“Steve emailed that song to me; just him singing through the lyrics; and somewhere in Texas, Graham (Sharp, of Steep Canyon Rangers ) and I sat in a hotel room and worked out the musical part of the melody,” Platt explains. “A cappella music is something we’ve enjoyed with Steep Canyon Rangers, and so it’s fun to do that song with Steve. It’s a nice change of pace.”

Although Steep Canyon Rangers claim co-writing credits on several tracks from “Rare Bird,” Platt said that most of the shared material, both musical and lyrical, comes from Martin.

“He’s supremely creative,” Platt said of the bandleader, citing Martin’s history as a best-selling novelist, as well. “He’s good at so many things. His drive to put on a great show is impressive. To watch someone entertain an audience and be as natural as he is on stage; we’ve all learned a lot from that.”

On the road, Martin often rides on the bus with his band, and they find time to practice daily in between concerts.

“You’d think that after 10 shows we might just be able to go out and wing it, but we rehearse aggressively,” Platt said. “That’s something I really respect, and it’s probably been his approach to his whole career.

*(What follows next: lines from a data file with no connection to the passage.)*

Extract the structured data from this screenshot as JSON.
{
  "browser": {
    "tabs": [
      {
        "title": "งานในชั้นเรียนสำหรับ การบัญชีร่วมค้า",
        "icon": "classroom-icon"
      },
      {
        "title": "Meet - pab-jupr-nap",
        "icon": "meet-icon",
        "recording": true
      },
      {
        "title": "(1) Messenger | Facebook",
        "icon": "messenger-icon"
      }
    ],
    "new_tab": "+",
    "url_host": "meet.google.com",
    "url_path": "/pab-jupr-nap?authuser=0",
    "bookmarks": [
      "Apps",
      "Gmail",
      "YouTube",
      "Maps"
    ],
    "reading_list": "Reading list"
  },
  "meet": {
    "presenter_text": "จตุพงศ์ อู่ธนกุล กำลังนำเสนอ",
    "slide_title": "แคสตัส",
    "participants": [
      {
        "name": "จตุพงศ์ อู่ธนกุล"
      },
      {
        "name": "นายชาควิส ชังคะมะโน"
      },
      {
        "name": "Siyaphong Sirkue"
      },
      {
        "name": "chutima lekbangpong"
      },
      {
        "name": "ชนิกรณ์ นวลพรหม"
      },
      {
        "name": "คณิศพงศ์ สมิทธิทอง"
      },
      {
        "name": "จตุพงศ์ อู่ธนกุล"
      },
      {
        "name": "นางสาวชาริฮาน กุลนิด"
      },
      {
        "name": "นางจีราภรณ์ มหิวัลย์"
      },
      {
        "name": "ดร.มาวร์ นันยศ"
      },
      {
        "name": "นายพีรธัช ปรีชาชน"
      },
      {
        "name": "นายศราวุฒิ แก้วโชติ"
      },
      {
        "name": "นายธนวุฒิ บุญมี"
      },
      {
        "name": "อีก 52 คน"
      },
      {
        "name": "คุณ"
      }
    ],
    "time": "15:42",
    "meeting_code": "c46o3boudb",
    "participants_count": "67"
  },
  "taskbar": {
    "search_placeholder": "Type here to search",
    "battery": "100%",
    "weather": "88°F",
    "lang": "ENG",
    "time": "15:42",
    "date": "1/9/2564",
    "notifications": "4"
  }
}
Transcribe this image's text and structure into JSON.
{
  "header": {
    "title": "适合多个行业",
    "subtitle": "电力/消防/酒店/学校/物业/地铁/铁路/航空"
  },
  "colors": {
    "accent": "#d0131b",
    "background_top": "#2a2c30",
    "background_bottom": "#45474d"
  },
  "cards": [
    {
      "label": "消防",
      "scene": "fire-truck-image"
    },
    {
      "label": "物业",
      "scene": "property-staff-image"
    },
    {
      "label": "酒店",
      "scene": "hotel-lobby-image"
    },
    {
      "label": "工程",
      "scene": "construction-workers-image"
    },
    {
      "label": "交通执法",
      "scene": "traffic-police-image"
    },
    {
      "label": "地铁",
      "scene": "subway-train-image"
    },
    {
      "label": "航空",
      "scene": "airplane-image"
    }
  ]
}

We’re always playing, on the bus and backstage.”

In April, Martin released his latest project, “Love Has Come for You,” an album of songs written and recorded with Edie Brickell, best-known for her ’80s hit song “What I Am” and her marriage to Paul Simon. Many of the songs, including the opening track, “When You Get to Asheville,” feature the Steep Canyon Rangers, and reflect the growing ties between Martin and Western North Carolina.

On their tour together, Platt expects that the Steep Canyon Rangers and Martin will open the first set before an intermission and a second set with Brickell.

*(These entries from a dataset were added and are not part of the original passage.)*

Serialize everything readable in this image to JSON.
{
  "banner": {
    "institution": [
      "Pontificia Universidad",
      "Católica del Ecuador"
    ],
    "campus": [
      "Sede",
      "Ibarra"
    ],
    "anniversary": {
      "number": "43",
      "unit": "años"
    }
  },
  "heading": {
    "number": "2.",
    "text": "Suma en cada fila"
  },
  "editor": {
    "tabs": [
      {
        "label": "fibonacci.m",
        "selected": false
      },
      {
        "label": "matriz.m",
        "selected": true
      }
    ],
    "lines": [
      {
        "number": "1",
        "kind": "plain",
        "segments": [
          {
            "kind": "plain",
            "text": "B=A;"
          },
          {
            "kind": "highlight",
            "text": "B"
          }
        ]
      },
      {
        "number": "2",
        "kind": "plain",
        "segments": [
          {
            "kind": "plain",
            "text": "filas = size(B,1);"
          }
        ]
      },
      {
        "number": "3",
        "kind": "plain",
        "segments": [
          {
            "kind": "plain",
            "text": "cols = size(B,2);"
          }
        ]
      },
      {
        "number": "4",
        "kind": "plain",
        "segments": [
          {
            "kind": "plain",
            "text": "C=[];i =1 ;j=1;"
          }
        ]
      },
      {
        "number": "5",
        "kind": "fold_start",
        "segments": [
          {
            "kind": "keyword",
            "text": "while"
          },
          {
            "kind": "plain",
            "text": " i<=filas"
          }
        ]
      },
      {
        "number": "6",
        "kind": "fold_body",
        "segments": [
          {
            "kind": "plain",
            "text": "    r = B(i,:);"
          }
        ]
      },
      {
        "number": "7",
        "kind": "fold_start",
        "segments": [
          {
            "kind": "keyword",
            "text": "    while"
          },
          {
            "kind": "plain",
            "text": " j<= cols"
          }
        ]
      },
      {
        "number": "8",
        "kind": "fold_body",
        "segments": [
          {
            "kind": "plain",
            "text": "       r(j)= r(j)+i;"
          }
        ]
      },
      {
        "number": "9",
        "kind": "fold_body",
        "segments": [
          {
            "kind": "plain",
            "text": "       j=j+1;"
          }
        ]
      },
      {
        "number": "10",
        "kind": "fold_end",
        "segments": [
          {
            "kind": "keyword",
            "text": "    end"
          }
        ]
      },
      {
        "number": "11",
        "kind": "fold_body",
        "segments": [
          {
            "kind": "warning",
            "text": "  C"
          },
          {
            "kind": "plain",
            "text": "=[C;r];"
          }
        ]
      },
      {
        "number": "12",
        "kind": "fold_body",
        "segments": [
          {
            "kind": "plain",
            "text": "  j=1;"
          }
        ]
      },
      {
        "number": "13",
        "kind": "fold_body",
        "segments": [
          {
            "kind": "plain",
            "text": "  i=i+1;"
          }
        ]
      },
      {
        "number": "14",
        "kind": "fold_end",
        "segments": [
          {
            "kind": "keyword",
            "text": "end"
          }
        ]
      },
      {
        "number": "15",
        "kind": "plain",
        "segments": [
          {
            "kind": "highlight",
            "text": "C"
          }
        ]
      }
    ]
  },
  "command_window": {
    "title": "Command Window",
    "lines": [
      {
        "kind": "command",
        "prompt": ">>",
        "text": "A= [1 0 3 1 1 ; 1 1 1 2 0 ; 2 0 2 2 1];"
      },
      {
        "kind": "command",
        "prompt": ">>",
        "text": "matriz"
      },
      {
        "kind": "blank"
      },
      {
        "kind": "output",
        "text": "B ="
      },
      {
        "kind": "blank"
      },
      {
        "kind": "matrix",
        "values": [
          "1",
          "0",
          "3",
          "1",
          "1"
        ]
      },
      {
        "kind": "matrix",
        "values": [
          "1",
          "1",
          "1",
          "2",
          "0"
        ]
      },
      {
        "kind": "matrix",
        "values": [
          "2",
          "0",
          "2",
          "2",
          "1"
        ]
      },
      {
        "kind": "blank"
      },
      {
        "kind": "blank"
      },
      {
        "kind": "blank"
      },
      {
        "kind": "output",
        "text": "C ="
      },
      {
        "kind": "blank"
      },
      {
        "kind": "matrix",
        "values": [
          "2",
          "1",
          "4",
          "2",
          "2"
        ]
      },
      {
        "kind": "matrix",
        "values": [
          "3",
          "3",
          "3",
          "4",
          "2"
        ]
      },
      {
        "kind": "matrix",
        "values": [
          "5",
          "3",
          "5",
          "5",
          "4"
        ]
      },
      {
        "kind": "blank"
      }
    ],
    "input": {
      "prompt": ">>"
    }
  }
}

“It’s going to be very fresh and new to us,” Platt said, emphasizing that Charleston is one of the first stops on the tour. “There’s something about a fresh show and the excitement and energy that comes with it. I think the audience will feel our enjoyment of what we’re doing.”

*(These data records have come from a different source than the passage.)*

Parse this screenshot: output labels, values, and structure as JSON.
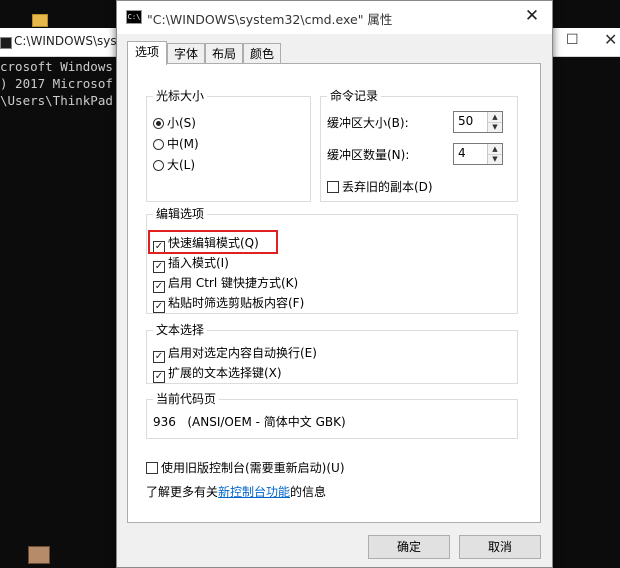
{
  "background": {
    "console_title": "C:\\WINDOWS\\syst",
    "console_lines": [
      "crosoft Windows",
      ") 2017 Microsof",
      "",
      "\\Users\\ThinkPad"
    ],
    "max_glyph": "☐",
    "close_glyph": "✕"
  },
  "dialog": {
    "title": "\"C:\\WINDOWS\\system32\\cmd.exe\" 属性",
    "icon_text": "C:\\",
    "close_glyph": "✕",
    "tabs": [
      {
        "label": "选项",
        "active": true
      },
      {
        "label": "字体",
        "active": false
      },
      {
        "label": "布局",
        "active": false
      },
      {
        "label": "颜色",
        "active": false
      }
    ],
    "cursor_size": {
      "title": "光标大小",
      "options": [
        {
          "label": "小(S)",
          "selected": true
        },
        {
          "label": "中(M)",
          "selected": false
        },
        {
          "label": "大(L)",
          "selected": false
        }
      ]
    },
    "command_history": {
      "title": "命令记录",
      "buffer_size_label": "缓冲区大小(B):",
      "buffer_size_value": "50",
      "buffer_count_label": "缓冲区数量(N):",
      "buffer_count_value": "4",
      "discard_old_label": "丢弃旧的副本(D)",
      "discard_old_checked": false
    },
    "edit_options": {
      "title": "编辑选项",
      "items": [
        {
          "label": "快速编辑模式(Q)",
          "checked": true
        },
        {
          "label": "插入模式(I)",
          "checked": true
        },
        {
          "label": "启用 Ctrl 键快捷方式(K)",
          "checked": true
        },
        {
          "label": "粘贴时筛选剪贴板内容(F)",
          "checked": true
        }
      ]
    },
    "text_selection": {
      "title": "文本选择",
      "items": [
        {
          "label": "启用对选定内容自动换行(E)",
          "checked": true
        },
        {
          "label": "扩展的文本选择键(X)",
          "checked": true
        }
      ]
    },
    "code_page": {
      "title": "当前代码页",
      "value": "936   (ANSI/OEM - 简体中文 GBK)"
    },
    "legacy_console": {
      "label": "使用旧版控制台(需要重新启动)(U)",
      "checked": false
    },
    "learn_more": {
      "prefix": "了解更多有关",
      "link": "新控制台功能",
      "suffix": "的信息"
    },
    "buttons": {
      "ok": "确定",
      "cancel": "取消"
    },
    "check_glyph": "✓",
    "spin_up_glyph": "▲",
    "spin_down_glyph": "▼",
    "highlight_color": "#e02020"
  }
}
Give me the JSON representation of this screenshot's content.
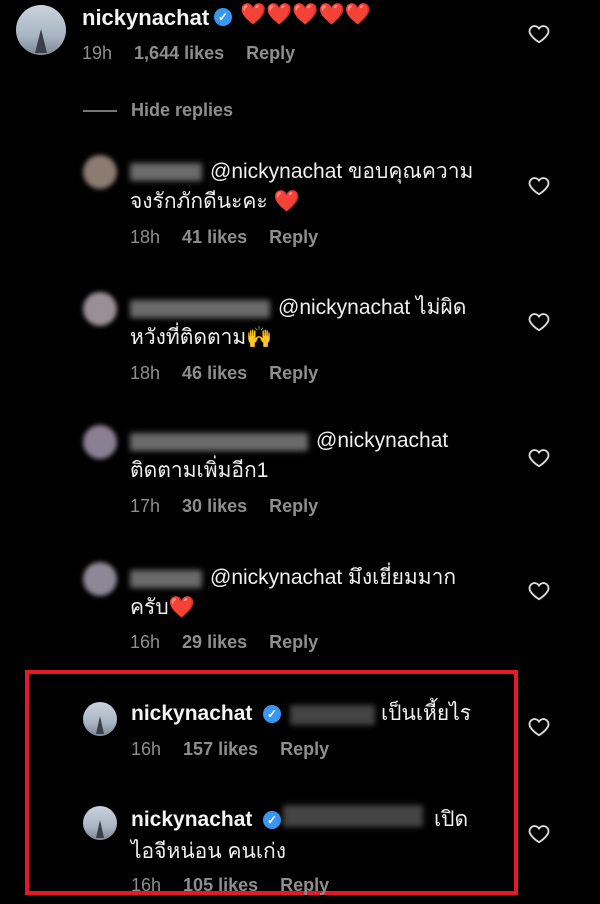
{
  "main_comment": {
    "username": "nickynachat",
    "text": "❤️❤️❤️❤️❤️",
    "time": "19h",
    "likes": "1,644 likes",
    "reply": "Reply"
  },
  "hide_replies": "Hide replies",
  "replies": [
    {
      "mention": "@nickynachat ขอบคุณความ",
      "line2": "จงรักภักดีนะคะ ❤️",
      "time": "18h",
      "likes": "41 likes",
      "reply": "Reply"
    },
    {
      "mention": "@nickynachat ไม่ผิด",
      "line2": "หวังที่ติดตาม🙌",
      "time": "18h",
      "likes": "46 likes",
      "reply": "Reply"
    },
    {
      "mention": "@nickynachat",
      "line2": "ติดตามเพิ่มอีก1",
      "time": "17h",
      "likes": "30 likes",
      "reply": "Reply"
    },
    {
      "mention": "@nickynachat มึงเยี่ยมมาก",
      "line2": "ครับ❤️",
      "time": "16h",
      "likes": "29 likes",
      "reply": "Reply"
    }
  ],
  "highlighted": [
    {
      "username": "nickynachat",
      "text": "เป็นเหี้ยไร",
      "time": "16h",
      "likes": "157 likes",
      "reply": "Reply"
    },
    {
      "username": "nickynachat",
      "text": "เปิด",
      "line2": "ไอจีหน่อน คนเก่ง",
      "time": "16h",
      "likes": "105 likes",
      "reply": "Reply"
    }
  ],
  "colors": {
    "highlight_border": "#e6192a",
    "verified": "#3897f0",
    "muted": "#8e8e8e"
  }
}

Monday’s concert at the North Charleston Performing Arts Center also marks the Steep Canyon Rangers ’ first appearance in Charleston with Martin, although they’ve played at The Pour House, Awendaw Green and other area venues countless times in the past decade.

“We really haven’t done a Southeast tour with Steve until now,” Platt said. “I hope our longtime fans will check this out; we’re featured quite often in the show and get a song or two of our own, so it’s not like we’re just standing off in the shadows.”

From a critical perspective, the caliber of the line-up was raised another notch in February when the Steep Canyon Rangers won their own Best Bluegrass Album Grammy for last year’s “Nobody Knows You.”

“That was a very pleasant surprise,” Platt admits. “Getting nominated was one thing — that alone was pretty amazing — but winning was just shocking for us. We had done a lot on our own as a band, and then Steve really helped broaden the scope of people that were aware of the Steep Canyon Rangers. We were nominated with him for “Rare Bird,” and that was such an honor, but to do it on our own? It’s like a sweet reward for all the hard work.”

For fans of Martin’s work as an actor, it may seem like hitting the road with “The Jerk” or Martin’s character Ruprecht from “Dirty Rotten Scoundrels” would be a constant laugh-fest. And fortunately, Martin does garner some hearty chuckles during his show.

The handwritten “Things I Learned on This Year’s Banjo Tour” that Martin posted to his website speaks to the atmosphere on tour, with notes such as “When somebody else is singing onstage, mouthing the words to a totally different song is soooo worth it,” and “Crowd surfing went great (except for lady on ventilator).”

He’s also released a list of new song ideas on his site, with titles including “Coal Miner’s Lobbyist,” “Smoky Mountain Peanut Allergies” and “My, That Dress is Unflatterin’.”

Still, Martin’s critical success as a bluegrass musician has demonstrated that he’s not simply a big star relying on his name or his humor to try out a new direction in life.

“Steve is quiet. It’s not like he’s always in character as a comedian,” explains Platt. “People ask us, ‘Is he just funny all the time?’ The truth is, he’s incredibly funny, but at the same time, he’s very serious about the music.”